With our Eurail Pass running out of travel days we decided to start heading back to Geneva. A look at the map and a train timetable helped us to choose Verona as our next stop. We arrived in the early afternoon and started up the main street heading from the train station towards what looked like town center. Not having done any research about this town we started looking for lodging on this street, Corso Porta Nuova.

This is the Porta Nuova, the 'new door', which was constructed between 1533 and 1546. Austrians modified it in 1854, giving it a new facade.

We found the B & B Albergo Trento on the main street and it turned out to be the nicest and least expensive of several places we found nearby, so we got a room.

We stowed our stuff and headed out to explore.
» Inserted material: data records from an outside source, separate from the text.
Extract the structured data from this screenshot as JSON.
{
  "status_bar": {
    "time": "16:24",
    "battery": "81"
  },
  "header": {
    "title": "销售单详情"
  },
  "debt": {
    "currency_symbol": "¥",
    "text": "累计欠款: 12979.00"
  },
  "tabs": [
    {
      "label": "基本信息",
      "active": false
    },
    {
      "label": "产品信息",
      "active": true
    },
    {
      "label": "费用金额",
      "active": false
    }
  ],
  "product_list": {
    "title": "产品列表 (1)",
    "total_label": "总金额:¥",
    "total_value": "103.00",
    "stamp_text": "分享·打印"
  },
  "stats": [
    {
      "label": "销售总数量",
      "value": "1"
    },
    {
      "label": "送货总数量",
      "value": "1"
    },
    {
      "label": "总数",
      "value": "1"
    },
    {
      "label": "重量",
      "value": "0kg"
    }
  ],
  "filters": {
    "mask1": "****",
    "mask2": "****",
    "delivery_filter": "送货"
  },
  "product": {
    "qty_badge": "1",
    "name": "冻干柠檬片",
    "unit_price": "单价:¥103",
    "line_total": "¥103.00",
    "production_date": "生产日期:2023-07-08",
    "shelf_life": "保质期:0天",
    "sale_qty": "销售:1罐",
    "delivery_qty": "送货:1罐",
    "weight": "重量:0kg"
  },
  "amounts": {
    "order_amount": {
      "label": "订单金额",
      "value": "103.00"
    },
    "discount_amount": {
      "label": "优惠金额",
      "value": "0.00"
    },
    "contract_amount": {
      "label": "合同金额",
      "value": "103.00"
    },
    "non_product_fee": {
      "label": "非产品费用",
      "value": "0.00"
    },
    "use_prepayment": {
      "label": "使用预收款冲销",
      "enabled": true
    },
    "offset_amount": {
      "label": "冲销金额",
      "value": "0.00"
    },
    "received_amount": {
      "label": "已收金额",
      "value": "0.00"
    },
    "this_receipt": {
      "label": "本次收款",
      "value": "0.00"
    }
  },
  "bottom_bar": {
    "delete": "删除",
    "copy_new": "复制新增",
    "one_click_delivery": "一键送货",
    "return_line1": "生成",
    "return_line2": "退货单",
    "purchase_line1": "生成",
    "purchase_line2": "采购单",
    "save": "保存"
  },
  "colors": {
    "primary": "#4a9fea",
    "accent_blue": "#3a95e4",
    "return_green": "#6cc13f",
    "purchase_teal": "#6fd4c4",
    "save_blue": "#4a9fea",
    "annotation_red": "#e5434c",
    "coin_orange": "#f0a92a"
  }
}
Just up the street is the 'old door', a gate through the ancient city wall.

Inside the gate is a plaque with a quote from Wm. Shakespeare. Well, 'Romeo & Juliet' is set in Verona, guess I learn something new everyday!

Inside the gate the street opens into the huge Piazza Bra' with the Roman Arena circa AD 30 at the center.

Meandering around streets off the Piazza we saw this cute marketing gimmick for a bakery.

We stumbled upon the Porta Borsari, another gate in the city walls, dating from the Roman times.

Via Borsari led to the Piazza Erbe, another large plaza encircled by interesting architecture and filled with vendors. This is the Madonna Verona Fountain with the Domus Mercatorum (circa 1301) in the background.

At the opposite end of the plaza is the Lamberti Tower.

If anyone can tell me the significance of the whalebone hanging from the arch under the Lamberti Tower I would appreciate it!

Detail of the frescoes painted on the upper story of a building on the plaza.

A bridge over the Fiume Adige (Adige river).

As the sun went down we found Via Mazzini, the main high end shopping district. The wall to wall marble street feels as if we are at Caesars Palace in Las Vegas, but this is the real thing, open to the sky!

What's with the tourist traffic jam?

Oh, -'Casa Giulietta'- the supposed balcony of Juliet's house from 'Romeo & Juliet'.

Ancient Roman ruins excavated under the streets, a bit of the sidewalk is visible in the upper right.